Saturday, March 9, 2013

Did Fidelity National Title act in Good Faith? #2

·         Failure to offer or attempt to effectuate prompt, fair and reasonable evaluation of damages and equitable settlements of claims to insured within a reasonable time where liability is reasonably clear.

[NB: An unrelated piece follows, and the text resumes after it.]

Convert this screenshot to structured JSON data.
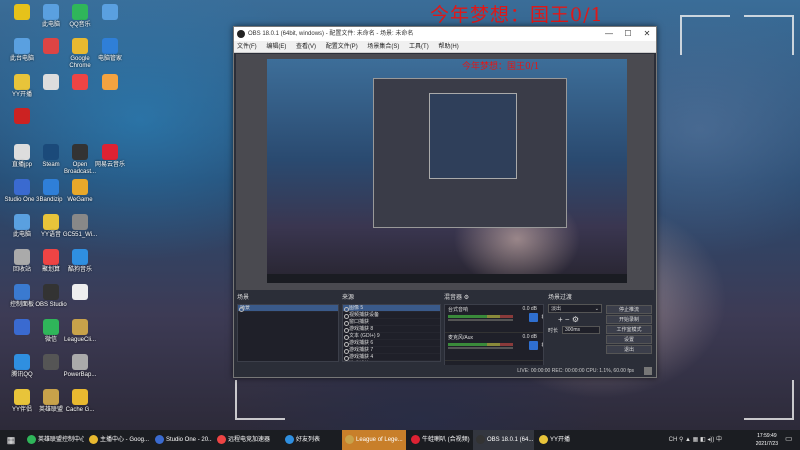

I believe that liability was reasonably clear as the claim was actually opened on my behalf by the title department of Fidelity upon discovering (apparently - although I was not provided with the documentation until four years later) that the four "parcels" listed in my prelim and grant deed were not in the seller's grant deed so therefore were not his to grant. How this actually happened is unknown.  And, of course, Fidelity National Title Insurance Company denied responsibility as they did not prepare the grant deed which was prepared I now know by Fidelity National Title Company.  I do wonder though why they would insure a grant deed prepared by someone else??  And the prelim is an offer of insurance and it, too, is prepared by Fidelity National Title Company.  So then since Fidelity National Title Insurance Company did not prepare either of these documents - were they then liable??  Good question.

So was the evaluation of damages prompt, fair and reasonable?  Well the loss was discovered in July of 2008 and the first erroneous in my opinion appraisal was completed in May of 2009 and the second in November of 2009.  So is ten months and sixteen months prompt?  I do not think so but then this is just my opinion.  Of course, my claim had to be moved all over the country from claims counsel to claims counsel - and that took a lot of time.  And it took three months to do even the first appraisal.  And the second appraisal was apparently done just to humor me after I had contacted the Department of Insurance.

And was it fair and reasonable??  I believe I have addressed my perceived quality of the two appraisals done by Jim Gibson and Phil Stefan on numerous posts.  No, I do not feel that their evaluation of the loss was either fair or reasonable.